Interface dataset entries
Content starts

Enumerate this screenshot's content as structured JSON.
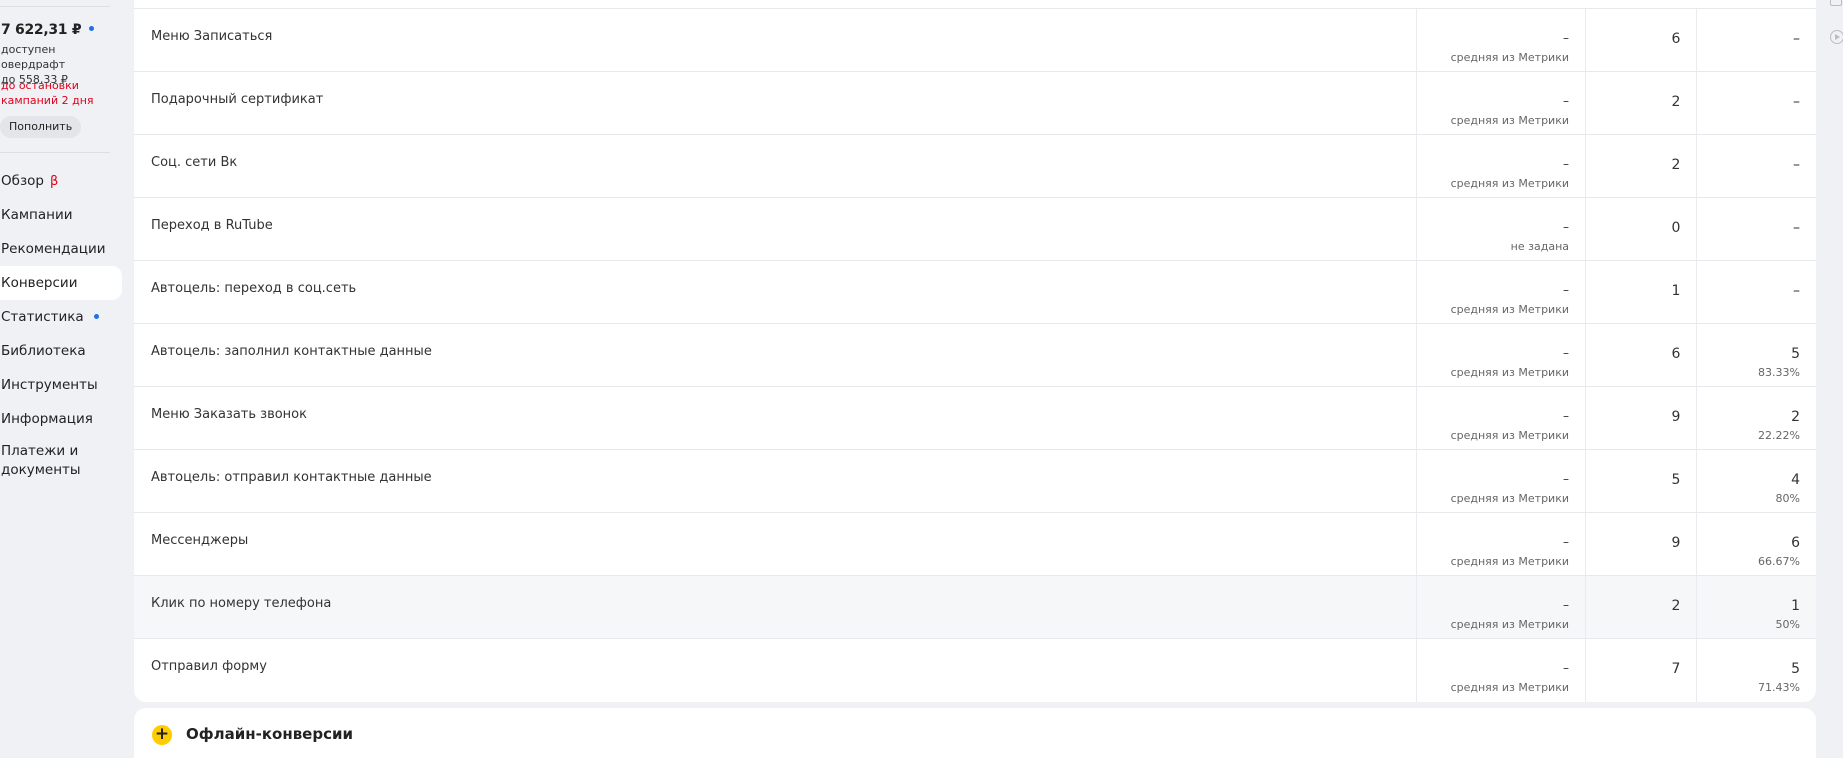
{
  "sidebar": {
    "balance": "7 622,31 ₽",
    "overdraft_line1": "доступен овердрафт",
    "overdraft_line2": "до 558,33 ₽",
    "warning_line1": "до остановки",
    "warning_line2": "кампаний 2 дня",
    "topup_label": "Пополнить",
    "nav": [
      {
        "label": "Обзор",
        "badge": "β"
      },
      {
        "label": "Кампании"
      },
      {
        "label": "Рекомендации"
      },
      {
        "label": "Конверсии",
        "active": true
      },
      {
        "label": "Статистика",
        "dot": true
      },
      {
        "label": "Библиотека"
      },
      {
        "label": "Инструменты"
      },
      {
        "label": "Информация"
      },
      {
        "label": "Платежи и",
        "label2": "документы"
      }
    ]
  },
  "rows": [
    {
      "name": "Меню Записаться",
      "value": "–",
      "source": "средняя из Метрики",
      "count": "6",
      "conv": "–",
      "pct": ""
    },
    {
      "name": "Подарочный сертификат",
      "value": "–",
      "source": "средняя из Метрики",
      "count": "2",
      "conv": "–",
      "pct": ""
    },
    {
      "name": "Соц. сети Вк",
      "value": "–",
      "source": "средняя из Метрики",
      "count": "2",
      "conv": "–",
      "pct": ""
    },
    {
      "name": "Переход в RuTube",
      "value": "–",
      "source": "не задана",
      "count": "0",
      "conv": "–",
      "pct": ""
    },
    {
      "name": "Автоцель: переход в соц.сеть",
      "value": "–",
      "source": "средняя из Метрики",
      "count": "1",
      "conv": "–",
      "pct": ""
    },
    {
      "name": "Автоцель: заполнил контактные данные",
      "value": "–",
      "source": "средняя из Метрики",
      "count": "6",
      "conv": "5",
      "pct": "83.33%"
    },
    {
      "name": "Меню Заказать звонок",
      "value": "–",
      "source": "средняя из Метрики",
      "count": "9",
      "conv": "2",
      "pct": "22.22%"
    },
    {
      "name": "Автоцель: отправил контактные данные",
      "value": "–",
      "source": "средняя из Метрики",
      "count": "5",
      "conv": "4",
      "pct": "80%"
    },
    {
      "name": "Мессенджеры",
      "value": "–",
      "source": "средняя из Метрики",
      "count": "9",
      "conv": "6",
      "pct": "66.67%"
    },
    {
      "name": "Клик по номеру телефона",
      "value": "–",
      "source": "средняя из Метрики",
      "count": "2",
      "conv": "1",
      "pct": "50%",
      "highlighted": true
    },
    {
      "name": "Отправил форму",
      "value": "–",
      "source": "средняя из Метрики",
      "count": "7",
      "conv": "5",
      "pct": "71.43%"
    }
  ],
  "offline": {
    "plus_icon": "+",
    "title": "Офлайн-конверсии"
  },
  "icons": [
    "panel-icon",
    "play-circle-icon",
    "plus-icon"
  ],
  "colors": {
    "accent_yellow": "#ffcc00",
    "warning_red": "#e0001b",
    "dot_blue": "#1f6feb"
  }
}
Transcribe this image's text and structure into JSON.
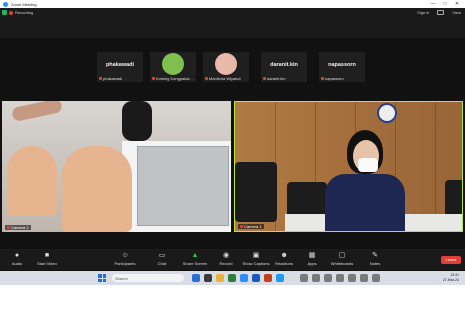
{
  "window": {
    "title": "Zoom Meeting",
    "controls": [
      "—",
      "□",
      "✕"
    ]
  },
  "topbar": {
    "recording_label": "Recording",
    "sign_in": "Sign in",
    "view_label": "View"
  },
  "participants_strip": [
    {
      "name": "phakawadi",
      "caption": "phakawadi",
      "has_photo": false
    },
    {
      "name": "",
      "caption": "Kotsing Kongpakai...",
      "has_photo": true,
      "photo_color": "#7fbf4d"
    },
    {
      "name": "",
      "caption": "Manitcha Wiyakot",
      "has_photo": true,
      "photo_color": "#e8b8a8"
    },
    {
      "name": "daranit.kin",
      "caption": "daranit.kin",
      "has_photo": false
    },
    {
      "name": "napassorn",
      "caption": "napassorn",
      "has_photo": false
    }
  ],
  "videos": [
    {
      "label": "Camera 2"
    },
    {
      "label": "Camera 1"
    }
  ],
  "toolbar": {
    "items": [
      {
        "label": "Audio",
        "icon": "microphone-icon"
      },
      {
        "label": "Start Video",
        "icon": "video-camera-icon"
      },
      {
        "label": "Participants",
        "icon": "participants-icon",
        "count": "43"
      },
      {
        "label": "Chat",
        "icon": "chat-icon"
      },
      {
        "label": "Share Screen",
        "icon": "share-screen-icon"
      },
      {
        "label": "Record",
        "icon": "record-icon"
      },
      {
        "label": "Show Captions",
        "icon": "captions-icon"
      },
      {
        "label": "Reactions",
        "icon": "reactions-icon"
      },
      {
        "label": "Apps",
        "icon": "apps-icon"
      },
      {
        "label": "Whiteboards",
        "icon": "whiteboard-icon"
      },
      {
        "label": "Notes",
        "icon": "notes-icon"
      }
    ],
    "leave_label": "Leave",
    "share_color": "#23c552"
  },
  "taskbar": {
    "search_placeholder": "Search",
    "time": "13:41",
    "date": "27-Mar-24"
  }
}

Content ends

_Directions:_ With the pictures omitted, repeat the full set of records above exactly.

_Exercise answer:_
Enumerate this screenshot's content as structured JSON.
{
  "sidebar": {
    "balance": "7 622,31 ₽",
    "overdraft_line1": "доступен овердрафт",
    "overdraft_line2": "до 558,33 ₽",
    "warning_line1": "до остановки",
    "warning_line2": "кампаний 2 дня",
    "topup_label": "Пополнить",
    "nav": [
      {
        "label": "Обзор",
        "badge": "β"
      },
      {
        "label": "Кампании"
      },
      {
        "label": "Рекомендации"
      },
      {
        "label": "Конверсии",
        "active": true
      },
      {
        "label": "Статистика",
        "dot": true
      },
      {
        "label": "Библиотека"
      },
      {
        "label": "Инструменты"
      },
      {
        "label": "Информация"
      },
      {
        "label": "Платежи и",
        "label2": "документы"
      }
    ]
  },
  "rows": [
    {
      "name": "Меню Записаться",
      "value": "–",
      "source": "средняя из Метрики",
      "count": "6",
      "conv": "–",
      "pct": ""
    },
    {
      "name": "Подарочный сертификат",
      "value": "–",
      "source": "средняя из Метрики",
      "count": "2",
      "conv": "–",
      "pct": ""
    },
    {
      "name": "Соц. сети Вк",
      "value": "–",
      "source": "средняя из Метрики",
      "count": "2",
      "conv": "–",
      "pct": ""
    },
    {
      "name": "Переход в RuTube",
      "value": "–",
      "source": "не задана",
      "count": "0",
      "conv": "–",
      "pct": ""
    },
    {
      "name": "Автоцель: переход в соц.сеть",
      "value": "–",
      "source": "средняя из Метрики",
      "count": "1",
      "conv": "–",
      "pct": ""
    },
    {
      "name": "Автоцель: заполнил контактные данные",
      "value": "–",
      "source": "средняя из Метрики",
      "count": "6",
      "conv": "5",
      "pct": "83.33%"
    },
    {
      "name": "Меню Заказать звонок",
      "value": "–",
      "source": "средняя из Метрики",
      "count": "9",
      "conv": "2",
      "pct": "22.22%"
    },
    {
      "name": "Автоцель: отправил контактные данные",
      "value": "–",
      "source": "средняя из Метрики",
      "count": "5",
      "conv": "4",
      "pct": "80%"
    },
    {
      "name": "Мессенджеры",
      "value": "–",
      "source": "средняя из Метрики",
      "count": "9",
      "conv": "6",
      "pct": "66.67%"
    },
    {
      "name": "Клик по номеру телефона",
      "value": "–",
      "source": "средняя из Метрики",
      "count": "2",
      "conv": "1",
      "pct": "50%",
      "highlighted": true
    },
    {
      "name": "Отправил форму",
      "value": "–",
      "source": "средняя из Метрики",
      "count": "7",
      "conv": "5",
      "pct": "71.43%"
    }
  ],
  "offline": {
    "plus_icon": "+",
    "title": "Офлайн-конверсии"
  },
  "icons": [
    "panel-icon",
    "play-circle-icon",
    "plus-icon"
  ],
  "colors": {
    "accent_yellow": "#ffcc00",
    "warning_red": "#e0001b",
    "dot_blue": "#1f6feb"
  }
}
Transcribe this image's text and structure into JSON.
{
  "window": {
    "title": "Zoom Meeting",
    "controls": [
      "—",
      "□",
      "✕"
    ]
  },
  "topbar": {
    "recording_label": "Recording",
    "sign_in": "Sign in",
    "view_label": "View"
  },
  "participants_strip": [
    {
      "name": "phakawadi",
      "caption": "phakawadi",
      "has_photo": false
    },
    {
      "name": "",
      "caption": "Kotsing Kongpakai...",
      "has_photo": true,
      "photo_color": "#7fbf4d"
    },
    {
      "name": "",
      "caption": "Manitcha Wiyakot",
      "has_photo": true,
      "photo_color": "#e8b8a8"
    },
    {
      "name": "daranit.kin",
      "caption": "daranit.kin",
      "has_photo": false
    },
    {
      "name": "napassorn",
      "caption": "napassorn",
      "has_photo": false
    }
  ],
  "videos": [
    {
      "label": "Camera 2"
    },
    {
      "label": "Camera 1"
    }
  ],
  "toolbar": {
    "items": [
      {
        "label": "Audio",
        "icon": "microphone-icon"
      },
      {
        "label": "Start Video",
        "icon": "video-camera-icon"
      },
      {
        "label": "Participants",
        "icon": "participants-icon",
        "count": "43"
      },
      {
        "label": "Chat",
        "icon": "chat-icon"
      },
      {
        "label": "Share Screen",
        "icon": "share-screen-icon"
      },
      {
        "label": "Record",
        "icon": "record-icon"
      },
      {
        "label": "Show Captions",
        "icon": "captions-icon"
      },
      {
        "label": "Reactions",
        "icon": "reactions-icon"
      },
      {
        "label": "Apps",
        "icon": "apps-icon"
      },
      {
        "label": "Whiteboards",
        "icon": "whiteboard-icon"
      },
      {
        "label": "Notes",
        "icon": "notes-icon"
      }
    ],
    "leave_label": "Leave",
    "share_color": "#23c552"
  },
  "taskbar": {
    "search_placeholder": "Search",
    "time": "13:41",
    "date": "27-Mar-24"
  }
}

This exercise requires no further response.